— Problem to work on —
What lines in the records below contain the string "title"? Copy every one.

(Dataset rows for apps and sites)
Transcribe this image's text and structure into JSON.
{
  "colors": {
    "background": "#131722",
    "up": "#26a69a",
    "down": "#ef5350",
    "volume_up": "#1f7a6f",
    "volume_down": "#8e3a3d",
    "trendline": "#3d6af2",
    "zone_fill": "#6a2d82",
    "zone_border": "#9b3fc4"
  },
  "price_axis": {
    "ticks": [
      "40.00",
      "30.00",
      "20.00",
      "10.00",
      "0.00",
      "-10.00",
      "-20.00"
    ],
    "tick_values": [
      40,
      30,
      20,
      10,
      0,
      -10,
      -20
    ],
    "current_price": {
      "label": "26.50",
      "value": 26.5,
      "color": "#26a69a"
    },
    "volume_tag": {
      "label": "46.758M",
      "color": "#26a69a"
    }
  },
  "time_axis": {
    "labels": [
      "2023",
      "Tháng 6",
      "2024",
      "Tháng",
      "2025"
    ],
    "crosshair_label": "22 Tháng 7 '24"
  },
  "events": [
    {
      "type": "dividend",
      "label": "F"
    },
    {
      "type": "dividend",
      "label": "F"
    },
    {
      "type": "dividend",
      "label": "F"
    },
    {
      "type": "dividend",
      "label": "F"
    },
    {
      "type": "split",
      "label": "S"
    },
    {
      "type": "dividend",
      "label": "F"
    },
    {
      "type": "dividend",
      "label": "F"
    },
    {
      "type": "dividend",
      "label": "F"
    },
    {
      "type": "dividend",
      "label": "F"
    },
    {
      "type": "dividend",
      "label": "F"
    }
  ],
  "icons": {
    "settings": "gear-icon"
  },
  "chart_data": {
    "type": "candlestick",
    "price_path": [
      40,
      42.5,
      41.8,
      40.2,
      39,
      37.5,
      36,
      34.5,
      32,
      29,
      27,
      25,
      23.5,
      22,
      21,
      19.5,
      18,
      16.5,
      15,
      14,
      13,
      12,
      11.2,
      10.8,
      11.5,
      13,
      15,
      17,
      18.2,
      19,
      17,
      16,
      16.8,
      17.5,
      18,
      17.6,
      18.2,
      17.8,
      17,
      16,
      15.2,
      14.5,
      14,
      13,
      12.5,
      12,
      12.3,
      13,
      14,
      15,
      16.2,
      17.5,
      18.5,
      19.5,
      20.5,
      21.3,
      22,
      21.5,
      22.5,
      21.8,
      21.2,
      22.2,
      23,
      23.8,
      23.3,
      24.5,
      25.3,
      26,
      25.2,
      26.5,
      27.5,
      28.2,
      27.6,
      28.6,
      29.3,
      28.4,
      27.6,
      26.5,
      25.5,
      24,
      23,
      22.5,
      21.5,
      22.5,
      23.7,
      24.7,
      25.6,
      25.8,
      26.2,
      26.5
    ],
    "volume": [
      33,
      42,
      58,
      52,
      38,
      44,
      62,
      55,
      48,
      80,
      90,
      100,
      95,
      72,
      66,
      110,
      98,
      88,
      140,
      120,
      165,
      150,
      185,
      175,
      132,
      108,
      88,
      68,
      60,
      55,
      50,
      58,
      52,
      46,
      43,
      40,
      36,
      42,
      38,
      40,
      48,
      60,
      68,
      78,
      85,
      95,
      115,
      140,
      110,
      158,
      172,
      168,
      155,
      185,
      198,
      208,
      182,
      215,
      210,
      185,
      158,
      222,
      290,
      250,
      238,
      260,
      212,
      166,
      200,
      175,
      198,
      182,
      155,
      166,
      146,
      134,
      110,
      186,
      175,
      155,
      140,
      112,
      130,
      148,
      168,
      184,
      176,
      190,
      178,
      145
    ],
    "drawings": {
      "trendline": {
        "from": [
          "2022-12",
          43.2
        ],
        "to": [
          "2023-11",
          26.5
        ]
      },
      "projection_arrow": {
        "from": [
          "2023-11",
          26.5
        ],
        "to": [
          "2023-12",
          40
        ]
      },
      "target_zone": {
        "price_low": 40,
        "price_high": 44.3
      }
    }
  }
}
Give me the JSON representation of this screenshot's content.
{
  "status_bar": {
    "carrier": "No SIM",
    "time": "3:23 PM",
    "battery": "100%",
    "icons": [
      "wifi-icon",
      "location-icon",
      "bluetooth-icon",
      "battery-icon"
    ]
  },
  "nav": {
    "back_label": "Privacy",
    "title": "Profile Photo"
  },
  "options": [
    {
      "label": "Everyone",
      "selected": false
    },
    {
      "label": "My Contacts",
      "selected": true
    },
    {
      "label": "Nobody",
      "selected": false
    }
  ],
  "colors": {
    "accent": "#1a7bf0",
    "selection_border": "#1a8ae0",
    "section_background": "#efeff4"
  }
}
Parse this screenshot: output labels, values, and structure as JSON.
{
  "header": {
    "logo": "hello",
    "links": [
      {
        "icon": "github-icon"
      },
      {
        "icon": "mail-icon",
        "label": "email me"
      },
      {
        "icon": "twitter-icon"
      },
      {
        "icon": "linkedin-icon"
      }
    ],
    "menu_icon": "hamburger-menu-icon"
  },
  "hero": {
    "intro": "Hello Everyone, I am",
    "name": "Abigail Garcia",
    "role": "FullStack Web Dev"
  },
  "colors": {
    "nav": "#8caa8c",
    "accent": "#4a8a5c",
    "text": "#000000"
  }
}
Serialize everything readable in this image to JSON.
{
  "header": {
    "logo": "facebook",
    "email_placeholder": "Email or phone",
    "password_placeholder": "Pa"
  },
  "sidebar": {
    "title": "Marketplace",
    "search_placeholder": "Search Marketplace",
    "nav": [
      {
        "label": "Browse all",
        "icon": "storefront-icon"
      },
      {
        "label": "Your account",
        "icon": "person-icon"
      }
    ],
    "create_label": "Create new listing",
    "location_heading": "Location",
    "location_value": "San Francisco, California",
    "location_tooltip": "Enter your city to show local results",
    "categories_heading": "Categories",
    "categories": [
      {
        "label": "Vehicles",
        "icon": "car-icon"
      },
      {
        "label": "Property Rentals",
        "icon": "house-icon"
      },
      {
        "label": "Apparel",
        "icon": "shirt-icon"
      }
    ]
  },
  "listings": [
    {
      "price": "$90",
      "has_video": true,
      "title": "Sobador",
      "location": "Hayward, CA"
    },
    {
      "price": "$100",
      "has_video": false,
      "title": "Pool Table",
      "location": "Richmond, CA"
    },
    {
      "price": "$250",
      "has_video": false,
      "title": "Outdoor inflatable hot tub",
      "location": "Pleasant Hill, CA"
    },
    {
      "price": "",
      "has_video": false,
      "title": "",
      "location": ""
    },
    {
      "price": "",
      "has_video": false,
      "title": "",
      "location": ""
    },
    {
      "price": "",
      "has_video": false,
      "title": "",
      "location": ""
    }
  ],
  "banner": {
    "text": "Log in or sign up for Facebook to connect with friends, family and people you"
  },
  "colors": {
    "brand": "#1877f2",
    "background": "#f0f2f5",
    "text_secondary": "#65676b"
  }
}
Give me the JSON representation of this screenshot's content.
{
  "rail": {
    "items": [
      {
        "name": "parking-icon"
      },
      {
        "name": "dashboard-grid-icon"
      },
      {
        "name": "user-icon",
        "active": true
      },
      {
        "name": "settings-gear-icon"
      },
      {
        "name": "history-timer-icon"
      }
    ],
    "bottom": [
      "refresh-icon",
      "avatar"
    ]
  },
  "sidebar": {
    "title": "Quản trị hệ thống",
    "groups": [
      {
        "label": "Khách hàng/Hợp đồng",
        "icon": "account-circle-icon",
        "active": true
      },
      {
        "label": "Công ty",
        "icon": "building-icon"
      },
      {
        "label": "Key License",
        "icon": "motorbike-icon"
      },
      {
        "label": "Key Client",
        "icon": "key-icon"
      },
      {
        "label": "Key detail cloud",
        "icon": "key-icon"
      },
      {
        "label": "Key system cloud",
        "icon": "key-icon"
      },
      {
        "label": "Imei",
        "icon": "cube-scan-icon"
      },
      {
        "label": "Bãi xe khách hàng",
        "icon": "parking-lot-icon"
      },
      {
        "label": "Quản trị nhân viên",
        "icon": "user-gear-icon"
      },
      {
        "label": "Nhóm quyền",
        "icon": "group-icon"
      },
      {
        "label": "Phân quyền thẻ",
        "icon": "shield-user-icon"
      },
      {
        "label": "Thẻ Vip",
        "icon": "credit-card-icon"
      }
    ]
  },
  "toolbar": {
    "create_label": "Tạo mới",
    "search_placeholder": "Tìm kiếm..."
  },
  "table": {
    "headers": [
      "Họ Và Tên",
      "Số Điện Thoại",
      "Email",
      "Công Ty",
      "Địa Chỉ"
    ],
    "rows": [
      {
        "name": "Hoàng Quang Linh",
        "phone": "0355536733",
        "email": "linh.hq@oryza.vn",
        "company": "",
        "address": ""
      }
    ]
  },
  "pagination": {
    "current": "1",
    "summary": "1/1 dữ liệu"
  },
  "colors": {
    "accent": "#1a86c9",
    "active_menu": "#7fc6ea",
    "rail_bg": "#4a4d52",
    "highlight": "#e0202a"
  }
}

— Task response —
    "title": "Profile Photo"
    "title": "Marketplace",
      "title": "Sobador",
      "title": "Pool Table",
      "title": "Outdoor inflatable hot tub",
      "title": "",
      "title": "",
      "title": "",
    "title": "Quản trị hệ thống",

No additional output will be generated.